ACC considers ‘The Gift of Authority’
21 September 1999 • Persistent link: iarccum.org/?p=3772
“The dialogue between Anglicans and Roman Catholics is only one stream in the wider river of ecumenical dialogue. The issue of authority comes up sooner or later, in one form or another, in every dialogue which addresses itself seriously to the questions of communion and unity,” the Rt Rev Mark Santer, Bishop of Birmingham and previous Co-Chairman of ARCIC (the Anglican and Roman Catholic International Commission, said. He was taking part in a presentation of the ARCIC document The Gift of Authority: Authority in the Church III, to members of the Anglican Consultative Council meeting in Dundee, Scotland.

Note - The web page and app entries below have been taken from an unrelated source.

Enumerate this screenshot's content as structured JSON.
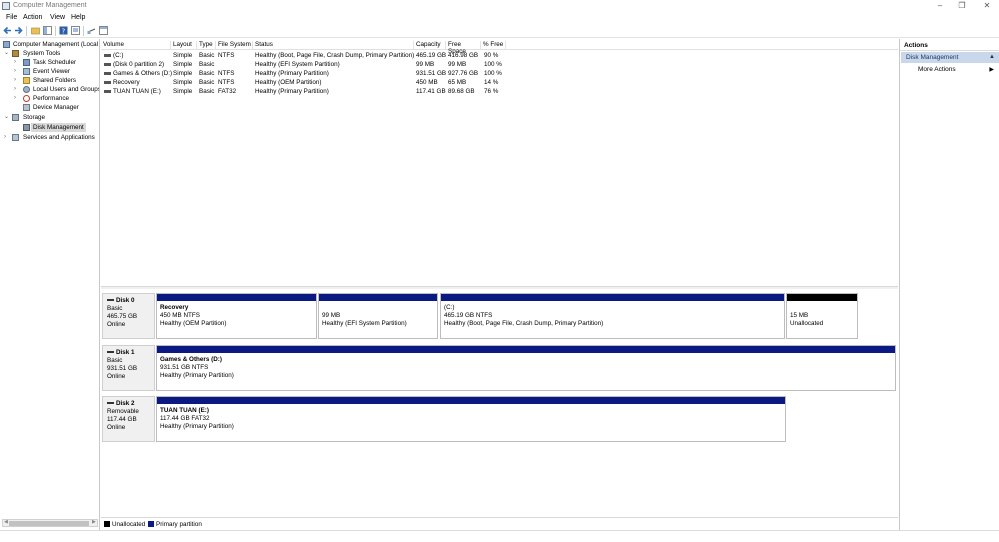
{
  "window": {
    "title": "Computer Management",
    "minimize": "–",
    "restore": "❐",
    "close": "✕"
  },
  "menu": [
    "File",
    "Action",
    "View",
    "Help"
  ],
  "toolbar": {
    "icons": [
      "back-icon",
      "forward-icon",
      "folder-up-icon",
      "show-tree-icon",
      "help-icon",
      "properties-icon",
      "connect-icon",
      "console-icon"
    ]
  },
  "tree": {
    "root": "Computer Management (Local",
    "system_tools": "System Tools",
    "task_scheduler": "Task Scheduler",
    "event_viewer": "Event Viewer",
    "shared_folders": "Shared Folders",
    "local_users": "Local Users and Groups",
    "performance": "Performance",
    "device_manager": "Device Manager",
    "storage": "Storage",
    "disk_management": "Disk Management",
    "services": "Services and Applications"
  },
  "volumes": {
    "headers": [
      "Volume",
      "Layout",
      "Type",
      "File System",
      "Status",
      "Capacity",
      "Free Space",
      "% Free"
    ],
    "rows": [
      [
        "(C:)",
        "Simple",
        "Basic",
        "NTFS",
        "Healthy (Boot, Page File, Crash Dump, Primary Partition)",
        "465.19 GB",
        "416.98 GB",
        "90 %"
      ],
      [
        "(Disk 0 partition 2)",
        "Simple",
        "Basic",
        "",
        "Healthy (EFI System Partition)",
        "99 MB",
        "99 MB",
        "100 %"
      ],
      [
        "Games & Others (D:)",
        "Simple",
        "Basic",
        "NTFS",
        "Healthy (Primary Partition)",
        "931.51 GB",
        "927.76 GB",
        "100 %"
      ],
      [
        "Recovery",
        "Simple",
        "Basic",
        "NTFS",
        "Healthy (OEM Partition)",
        "450 MB",
        "65 MB",
        "14 %"
      ],
      [
        "TUAN TUAN (E:)",
        "Simple",
        "Basic",
        "FAT32",
        "Healthy (Primary Partition)",
        "117.41 GB",
        "89.68 GB",
        "76 %"
      ]
    ]
  },
  "disks": [
    {
      "name": "Disk 0",
      "type": "Basic",
      "size": "465.75 GB",
      "status": "Online",
      "partitions": [
        {
          "name": "Recovery",
          "size": "450 MB NTFS",
          "status": "Healthy (OEM Partition)"
        },
        {
          "name": "",
          "size": "99 MB",
          "status": "Healthy (EFI System Partition)"
        },
        {
          "name": "(C:)",
          "size": "465.19 GB NTFS",
          "status": "Healthy (Boot, Page File, Crash Dump, Primary Partition)"
        },
        {
          "name": "",
          "size": "15 MB",
          "status": "Unallocated"
        }
      ]
    },
    {
      "name": "Disk 1",
      "type": "Basic",
      "size": "931.51 GB",
      "status": "Online",
      "partitions": [
        {
          "name": "Games & Others  (D:)",
          "size": "931.51 GB NTFS",
          "status": "Healthy (Primary Partition)"
        }
      ]
    },
    {
      "name": "Disk 2",
      "type": "Removable",
      "size": "117.44 GB",
      "status": "Online",
      "partitions": [
        {
          "name": "TUAN TUAN  (E:)",
          "size": "117.44 GB FAT32",
          "status": "Healthy (Primary Partition)"
        }
      ]
    }
  ],
  "legend": {
    "unallocated": "Unallocated",
    "primary": "Primary partition"
  },
  "colors": {
    "primary_partition": "#0a1a82",
    "unallocated": "#000000",
    "action_section": "#c9d7ea"
  },
  "actions": {
    "header": "Actions",
    "section": "Disk Management",
    "more": "More Actions"
  }
}
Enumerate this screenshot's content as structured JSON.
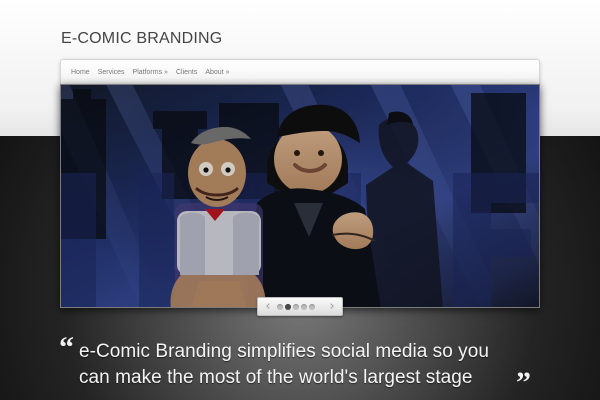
{
  "site": {
    "title": "E-COMIC BRANDING"
  },
  "nav": {
    "items": [
      {
        "label": "Home"
      },
      {
        "label": "Services"
      },
      {
        "label": "Platforms »"
      },
      {
        "label": "Clients"
      },
      {
        "label": "About »"
      }
    ]
  },
  "hero": {
    "alt": "Comedian on stage with a ventriloquist puppet"
  },
  "slider": {
    "prev_icon": "‹",
    "next_icon": "›",
    "dot_count": 5,
    "active_index": 1
  },
  "tagline": {
    "open_quote": "“",
    "line1": "e-Comic Branding simplifies social media so you",
    "line2": "can make the most of the world's largest stage",
    "close_quote": "”"
  },
  "colors": {
    "header_bg": "#f1f1f1",
    "body_dark": "#141414",
    "stage_blue": "#1d2f7a",
    "text_dark": "#444444",
    "text_light": "#f5f5f5"
  }
}
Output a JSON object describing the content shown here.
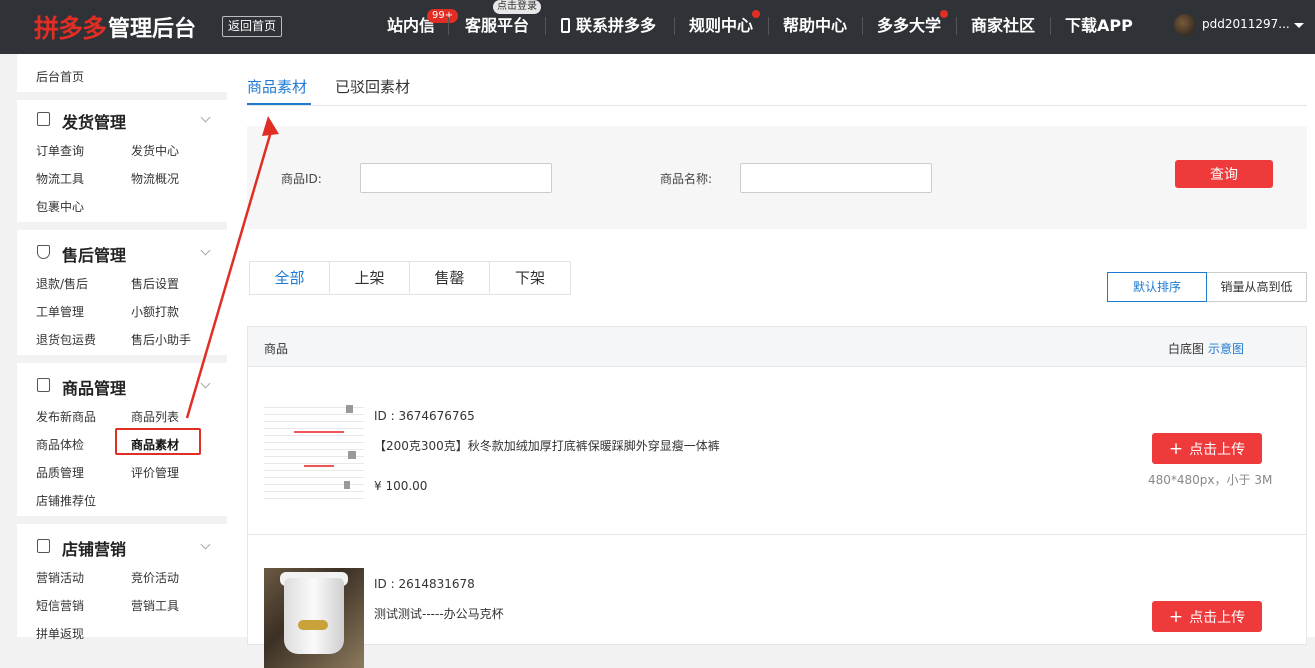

“In local or national dialogues the issue of authority comes up on the local or national level. In global discussions, as we have discovered within the Anglican Communion, the issue of authority comes up at a global level,” he said. “It is simply inescapable…Authority has been in the Church since the days of the apostles. It is not a new issue. The apostles had to struggle to maintain unity in the Church, and their authority was at stake in the struggle. The issue of authority was likewise central to the story of the split between East and West, and to the tensions in the Church in the West in the fifteenth and sixteenth centuries which lead to the schism of the Reformation. Questions of authority and obedience will be at issue in the Church until the end of time,” Bishop Santer said.
He was joined by the Rev Canon David Hamid, Ecumenical Officer for the Anglican Communion, and the Rev Timothy Galligan, Secretary to the Pontifical Council for Christian Unity in Rome, as they brought The Gift of Authority to the ACC.
Canon Hamid pointed out this was presentation was a part of the reception process of the work, noted that this was a significant occasion for the Anglican Communion, for the Anglican Consultative Council is the first of the Anglican Communion’s ‘instruments of unity’ to receive this document for careful study and reflection.
Bishop Santer said that Anglicans tended to focus on the question of the authority of the Pope, but he said this “is a cop-out.” for the Pope’s authority is only one of a number of questions, including the authority of bishops, and the problematic authority if kings and of civil authorities over the Church. He suggested another major question is “who speaks for the people as a whole, and by what authority.”
“Perhaps the deepest question is whether we really believe that Christ has given living organs of authority to his people, such that when necessary the Church as a whole can recognise that it is being spoken to and spoken for in the name of its Lord,” Bishop Santer said.
Fr. Galligan set this present ARCIC statement into the context of previous documents and demonstrated the logical background of these prepared statements in the earlier ARCIC work which commenced with Pope Paul VI‘s meeting with Archbishop Michael Ramsey in 1966.
“The Gift of Authority lists points of convergence on ARCIC’s earlier work. The opening paragraphs of The Gift of Authority are an invitation to go back and re-read that earlier work which, remember, has been officially reflected on and evaluated by our churches,” Fr. Galligan said.
He suggested that the ACC members might like to consider is how might this whole corpus of work on authority be made available for reflection by our churches?
The document has been sent to all Roman Catholic Episcopal conferences throughout the world and to Papal Nuncios, and it was accompanied by a letter commending it for study and reflection. It has also been circulated to every Primate in the Anglican Communion by the Anglican Communion office.
ACC members gathered for group discussion of the presentation and prepared written questions that were handed in for the consideration of ARCIC. The next meeting of the ACC in 2002 will also address the The Gift of Authority after the discussions in the provinces of the Anglican Communion.
The text of the ACC ARCIC resolution is:
The Gift of Authority
The Anglican Consultative Council, recalling that the 1988 Lambeth Conference encouraged ARCIC “to continue to explore the basis in Scripture and tradition of the concept of a universal primacy” and that areas for further work identified at that time included: the relationship between Scripture, Tradition and the exercise of teaching authority; collegiality, conciliarity and the role of the laity in decision making; and the Petrine ministry of universal primacy,